Premier stage show and the original Prairie sound.

You are a great story teller and have experienced a lot of highs and lows and opened the doors for the scene’s we have today. Any plans to write a book?

Sure, if someone paid me… hahhah

Any last words, stories, shoutouts etc?

Please listen to the 80’s and 90’s hip-hop before your mind gets messed up with today’s rap. Its okay to like today’s rap, but you must know the roots first. A wise man told me that those that diss Kanye for wearing faggy clothes or colorful shit, etc… don’t know rap. Rap started out with unique styles and over the top shit… that is rap. Watch Beat Street and how they dressed, and the dude walking around with a brief case… that’s hip-hop. Hip-Hop is not wearing the same clothes as everyone else. Hip-hop is doing shit different whether it be clothes or music or djing, or graffiti. When you see the same shit, that’s the business. When you see difference than that’s the culture. Shout out to everyone who pushes positive shit.

19 Responses

  1. “I work, go home, eat supper, hang with kids, coach b-ball. Sorry, but that’s friggin boring to rap about and no one will buy that.”

    I would buy that album Marty!

  2. “I work, go home, eat supper, hang with kids, coach b-ball. Sorry, but that’s friggin boring to rap about and no one will buy that.”

    I’d buy it too. this has to be one of the best quotes in ugs interview history hahaha

  3. i agree, ugsmag has been really on point lately, lots of updates, good articles & interviews..big ups staff!

    good read!

  4. best interview ever. this makes me really proud.
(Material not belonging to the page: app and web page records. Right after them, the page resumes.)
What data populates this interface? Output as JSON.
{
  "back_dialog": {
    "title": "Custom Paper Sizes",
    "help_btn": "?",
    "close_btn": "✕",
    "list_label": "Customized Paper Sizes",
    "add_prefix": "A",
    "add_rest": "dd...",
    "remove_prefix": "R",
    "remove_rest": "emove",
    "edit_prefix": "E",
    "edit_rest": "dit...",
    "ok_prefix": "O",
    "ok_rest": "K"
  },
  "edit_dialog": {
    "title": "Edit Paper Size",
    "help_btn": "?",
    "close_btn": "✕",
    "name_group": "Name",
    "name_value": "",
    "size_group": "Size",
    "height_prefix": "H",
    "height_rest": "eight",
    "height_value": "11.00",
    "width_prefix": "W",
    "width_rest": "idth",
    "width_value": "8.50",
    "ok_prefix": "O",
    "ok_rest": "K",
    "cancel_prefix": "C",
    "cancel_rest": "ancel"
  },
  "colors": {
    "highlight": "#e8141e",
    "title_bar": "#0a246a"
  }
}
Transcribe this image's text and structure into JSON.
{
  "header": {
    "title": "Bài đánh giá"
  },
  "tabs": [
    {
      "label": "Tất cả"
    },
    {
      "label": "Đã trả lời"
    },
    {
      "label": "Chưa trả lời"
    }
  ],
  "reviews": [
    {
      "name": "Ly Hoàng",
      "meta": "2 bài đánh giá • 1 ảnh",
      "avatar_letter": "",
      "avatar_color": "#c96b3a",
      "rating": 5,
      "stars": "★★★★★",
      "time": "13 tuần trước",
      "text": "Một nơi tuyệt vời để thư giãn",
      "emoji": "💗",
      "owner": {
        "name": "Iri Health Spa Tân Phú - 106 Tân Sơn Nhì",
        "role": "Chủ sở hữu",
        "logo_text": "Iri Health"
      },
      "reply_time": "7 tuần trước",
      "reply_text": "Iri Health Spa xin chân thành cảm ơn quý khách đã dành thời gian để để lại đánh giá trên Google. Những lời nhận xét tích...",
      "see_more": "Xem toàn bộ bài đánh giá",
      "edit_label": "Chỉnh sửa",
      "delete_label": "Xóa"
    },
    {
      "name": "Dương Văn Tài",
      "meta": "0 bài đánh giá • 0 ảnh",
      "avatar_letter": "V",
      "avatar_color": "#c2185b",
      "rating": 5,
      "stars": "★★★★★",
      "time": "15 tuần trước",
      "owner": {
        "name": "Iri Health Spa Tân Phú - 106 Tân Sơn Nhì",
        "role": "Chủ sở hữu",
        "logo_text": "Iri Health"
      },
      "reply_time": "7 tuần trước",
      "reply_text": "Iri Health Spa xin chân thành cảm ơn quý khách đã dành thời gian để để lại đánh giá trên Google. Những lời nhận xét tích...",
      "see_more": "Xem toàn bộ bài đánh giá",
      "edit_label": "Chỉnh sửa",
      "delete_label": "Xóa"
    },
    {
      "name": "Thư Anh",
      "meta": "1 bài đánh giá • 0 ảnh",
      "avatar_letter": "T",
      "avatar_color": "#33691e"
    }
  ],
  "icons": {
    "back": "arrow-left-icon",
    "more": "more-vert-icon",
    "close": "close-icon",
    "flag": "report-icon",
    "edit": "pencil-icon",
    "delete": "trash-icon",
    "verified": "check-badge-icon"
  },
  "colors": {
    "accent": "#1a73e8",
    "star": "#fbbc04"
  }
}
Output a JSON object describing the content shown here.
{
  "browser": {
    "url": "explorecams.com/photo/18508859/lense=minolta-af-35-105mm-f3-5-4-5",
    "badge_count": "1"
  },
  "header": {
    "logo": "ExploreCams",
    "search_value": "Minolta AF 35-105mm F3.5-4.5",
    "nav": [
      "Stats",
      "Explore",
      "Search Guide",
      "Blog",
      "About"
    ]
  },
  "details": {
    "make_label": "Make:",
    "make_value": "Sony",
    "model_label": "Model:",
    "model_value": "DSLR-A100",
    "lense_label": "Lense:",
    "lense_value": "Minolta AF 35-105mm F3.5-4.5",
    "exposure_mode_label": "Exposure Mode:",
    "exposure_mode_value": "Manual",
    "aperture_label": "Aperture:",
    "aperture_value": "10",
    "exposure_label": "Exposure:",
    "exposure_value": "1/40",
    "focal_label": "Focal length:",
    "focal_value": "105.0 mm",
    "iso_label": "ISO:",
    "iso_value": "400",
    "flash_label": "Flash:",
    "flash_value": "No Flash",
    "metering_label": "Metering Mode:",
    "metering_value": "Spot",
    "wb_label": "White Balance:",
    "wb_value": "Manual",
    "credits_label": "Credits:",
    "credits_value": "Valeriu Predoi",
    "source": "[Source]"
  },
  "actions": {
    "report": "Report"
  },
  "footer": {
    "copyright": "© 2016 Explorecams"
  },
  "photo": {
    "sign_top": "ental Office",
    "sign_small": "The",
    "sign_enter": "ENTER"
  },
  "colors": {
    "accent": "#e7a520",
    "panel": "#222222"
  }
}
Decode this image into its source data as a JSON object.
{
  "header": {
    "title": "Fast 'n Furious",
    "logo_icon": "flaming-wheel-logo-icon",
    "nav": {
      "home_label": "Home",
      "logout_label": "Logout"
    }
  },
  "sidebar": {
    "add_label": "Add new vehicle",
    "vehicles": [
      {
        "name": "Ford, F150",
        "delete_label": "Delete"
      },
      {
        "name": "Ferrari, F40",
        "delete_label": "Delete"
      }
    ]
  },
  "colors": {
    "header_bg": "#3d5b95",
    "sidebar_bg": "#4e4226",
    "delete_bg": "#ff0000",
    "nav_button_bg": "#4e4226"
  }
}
Shazzam is my favorite rap person. i would buy that album for sure.

  5. That was fuckin’ top notch. An on-point, no bullshit, straight facts interview.
    One of my favorite live Frek Sho moments: Gumball bringing 3 other Frek Sho members out on stage, one by one, in black hockey bags at Le Rendezvous (R.I.P.) during a set at Peg City Holla. Can’t remember the year…that might’ve been the year Jeru headlined. Fuckin’ classic. Props to Chaps and Spoof.
    And I gotta agree with everyone on that pull quote…I laughed my ass off at that. 😀

  6. Spoof is bigger than life! what he says is just an inch of what he knows. This interview could have been 60 pages of great information. Great interview Chaps!!

    To the rest of the old Frek Sho fans…..glad you were around for such an important time in Canadian Hip-Hop history. peace and love

    Stay tuned……

    still alive and well